■ Your task
The records below are to be retyped in full. Keep every word.

■ Supplied records
Segment Open

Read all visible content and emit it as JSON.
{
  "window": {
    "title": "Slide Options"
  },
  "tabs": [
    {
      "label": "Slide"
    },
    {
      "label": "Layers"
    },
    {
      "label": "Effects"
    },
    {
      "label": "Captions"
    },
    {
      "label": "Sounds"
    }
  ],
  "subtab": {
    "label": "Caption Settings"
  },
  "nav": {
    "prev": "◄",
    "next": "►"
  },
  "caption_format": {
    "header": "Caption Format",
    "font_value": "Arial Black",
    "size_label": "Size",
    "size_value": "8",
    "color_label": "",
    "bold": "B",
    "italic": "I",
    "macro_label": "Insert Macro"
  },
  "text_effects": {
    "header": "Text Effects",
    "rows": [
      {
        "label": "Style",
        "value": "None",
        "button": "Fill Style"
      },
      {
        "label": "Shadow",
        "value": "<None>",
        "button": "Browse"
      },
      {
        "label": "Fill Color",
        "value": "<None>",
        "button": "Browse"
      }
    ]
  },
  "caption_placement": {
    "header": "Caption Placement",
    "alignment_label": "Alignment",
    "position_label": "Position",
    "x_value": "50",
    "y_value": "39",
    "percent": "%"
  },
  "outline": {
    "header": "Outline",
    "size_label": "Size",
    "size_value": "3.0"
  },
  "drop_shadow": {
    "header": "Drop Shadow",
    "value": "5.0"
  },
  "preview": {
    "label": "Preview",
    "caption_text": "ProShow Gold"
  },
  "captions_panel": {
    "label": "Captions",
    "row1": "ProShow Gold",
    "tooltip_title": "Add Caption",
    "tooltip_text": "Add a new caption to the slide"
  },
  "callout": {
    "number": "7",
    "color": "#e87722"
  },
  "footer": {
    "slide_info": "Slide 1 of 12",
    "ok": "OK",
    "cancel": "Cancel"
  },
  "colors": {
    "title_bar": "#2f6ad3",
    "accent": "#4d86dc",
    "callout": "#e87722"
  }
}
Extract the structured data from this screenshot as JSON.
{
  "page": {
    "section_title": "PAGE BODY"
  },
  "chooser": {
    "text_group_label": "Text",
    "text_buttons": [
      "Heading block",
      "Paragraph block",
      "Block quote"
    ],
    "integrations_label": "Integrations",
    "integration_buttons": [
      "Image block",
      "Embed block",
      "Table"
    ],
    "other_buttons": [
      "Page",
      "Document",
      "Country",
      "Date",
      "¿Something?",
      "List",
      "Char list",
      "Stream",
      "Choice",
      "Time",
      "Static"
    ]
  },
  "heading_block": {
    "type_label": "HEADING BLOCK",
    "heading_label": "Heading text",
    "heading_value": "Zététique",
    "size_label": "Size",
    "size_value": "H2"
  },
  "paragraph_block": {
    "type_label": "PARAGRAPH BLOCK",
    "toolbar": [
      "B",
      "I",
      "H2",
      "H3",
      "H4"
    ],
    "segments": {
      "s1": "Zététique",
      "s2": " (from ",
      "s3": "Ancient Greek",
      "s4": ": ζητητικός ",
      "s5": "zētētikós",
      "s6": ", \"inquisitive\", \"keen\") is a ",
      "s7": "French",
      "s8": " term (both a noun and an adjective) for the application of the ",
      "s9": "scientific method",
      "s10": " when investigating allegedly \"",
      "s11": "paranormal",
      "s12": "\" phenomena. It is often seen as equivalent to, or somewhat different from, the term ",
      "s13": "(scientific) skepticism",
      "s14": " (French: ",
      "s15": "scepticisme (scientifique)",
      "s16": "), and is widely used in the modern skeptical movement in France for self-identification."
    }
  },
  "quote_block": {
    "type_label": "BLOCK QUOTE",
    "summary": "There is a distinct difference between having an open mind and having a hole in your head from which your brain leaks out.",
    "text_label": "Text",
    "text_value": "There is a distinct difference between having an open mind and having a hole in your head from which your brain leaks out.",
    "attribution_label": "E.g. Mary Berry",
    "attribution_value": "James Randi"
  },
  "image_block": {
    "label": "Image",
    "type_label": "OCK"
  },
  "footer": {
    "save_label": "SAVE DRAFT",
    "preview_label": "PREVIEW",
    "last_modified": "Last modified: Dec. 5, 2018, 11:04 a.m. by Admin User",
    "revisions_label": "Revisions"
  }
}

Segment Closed

■ Exercise solution
Read all visible content and emit it as JSON.
{
  "window": {
    "title": "Slide Options"
  },
  "tabs": [
    {
      "label": "Slide"
    },
    {
      "label": "Layers"
    },
    {
      "label": "Effects"
    },
    {
      "label": "Captions"
    },
    {
      "label": "Sounds"
    }
  ],
  "subtab": {
    "label": "Caption Settings"
  },
  "nav": {
    "prev": "◄",
    "next": "►"
  },
  "caption_format": {
    "header": "Caption Format",
    "font_value": "Arial Black",
    "size_label": "Size",
    "size_value": "8",
    "color_label": "",
    "bold": "B",
    "italic": "I",
    "macro_label": "Insert Macro"
  },
  "text_effects": {
    "header": "Text Effects",
    "rows": [
      {
        "label": "Style",
        "value": "None",
        "button": "Fill Style"
      },
      {
        "label": "Shadow",
        "value": "<None>",
        "button": "Browse"
      },
      {
        "label": "Fill Color",
        "value": "<None>",
        "button": "Browse"
      }
    ]
  },
  "caption_placement": {
    "header": "Caption Placement",
    "alignment_label": "Alignment",
    "position_label": "Position",
    "x_value": "50",
    "y_value": "39",
    "percent": "%"
  },
  "outline": {
    "header": "Outline",
    "size_label": "Size",
    "size_value": "3.0"
  },
  "drop_shadow": {
    "header": "Drop Shadow",
    "value": "5.0"
  },
  "preview": {
    "label": "Preview",
    "caption_text": "ProShow Gold"
  },
  "captions_panel": {
    "label": "Captions",
    "row1": "ProShow Gold",
    "tooltip_title": "Add Caption",
    "tooltip_text": "Add a new caption to the slide"
  },
  "callout": {
    "number": "7",
    "color": "#e87722"
  },
  "footer": {
    "slide_info": "Slide 1 of 12",
    "ok": "OK",
    "cancel": "Cancel"
  },
  "colors": {
    "title_bar": "#2f6ad3",
    "accent": "#4d86dc",
    "callout": "#e87722"
  }
}
Extract the structured data from this screenshot as JSON.
{
  "page": {
    "section_title": "PAGE BODY"
  },
  "chooser": {
    "text_group_label": "Text",
    "text_buttons": [
      "Heading block",
      "Paragraph block",
      "Block quote"
    ],
    "integrations_label": "Integrations",
    "integration_buttons": [
      "Image block",
      "Embed block",
      "Table"
    ],
    "other_buttons": [
      "Page",
      "Document",
      "Country",
      "Date",
      "¿Something?",
      "List",
      "Char list",
      "Stream",
      "Choice",
      "Time",
      "Static"
    ]
  },
  "heading_block": {
    "type_label": "HEADING BLOCK",
    "heading_label": "Heading text",
    "heading_value": "Zététique",
    "size_label": "Size",
    "size_value": "H2"
  },
  "paragraph_block": {
    "type_label": "PARAGRAPH BLOCK",
    "toolbar": [
      "B",
      "I",
      "H2",
      "H3",
      "H4"
    ],
    "segments": {
      "s1": "Zététique",
      "s2": " (from ",
      "s3": "Ancient Greek",
      "s4": ": ζητητικός ",
      "s5": "zētētikós",
      "s6": ", \"inquisitive\", \"keen\") is a ",
      "s7": "French",
      "s8": " term (both a noun and an adjective) for the application of the ",
      "s9": "scientific method",
      "s10": " when investigating allegedly \"",
      "s11": "paranormal",
      "s12": "\" phenomena. It is often seen as equivalent to, or somewhat different from, the term ",
      "s13": "(scientific) skepticism",
      "s14": " (French: ",
      "s15": "scepticisme (scientifique)",
      "s16": "), and is widely used in the modern skeptical movement in France for self-identification."
    }
  },
  "quote_block": {
    "type_label": "BLOCK QUOTE",
    "summary": "There is a distinct difference between having an open mind and having a hole in your head from which your brain leaks out.",
    "text_label": "Text",
    "text_value": "There is a distinct difference between having an open mind and having a hole in your head from which your brain leaks out.",
    "attribution_label": "E.g. Mary Berry",
    "attribution_value": "James Randi"
  },
  "image_block": {
    "label": "Image",
    "type_label": "OCK"
  },
  "footer": {
    "save_label": "SAVE DRAFT",
    "preview_label": "PREVIEW",
    "last_modified": "Last modified: Dec. 5, 2018, 11:04 a.m. by Admin User",
    "revisions_label": "Revisions"
  }
}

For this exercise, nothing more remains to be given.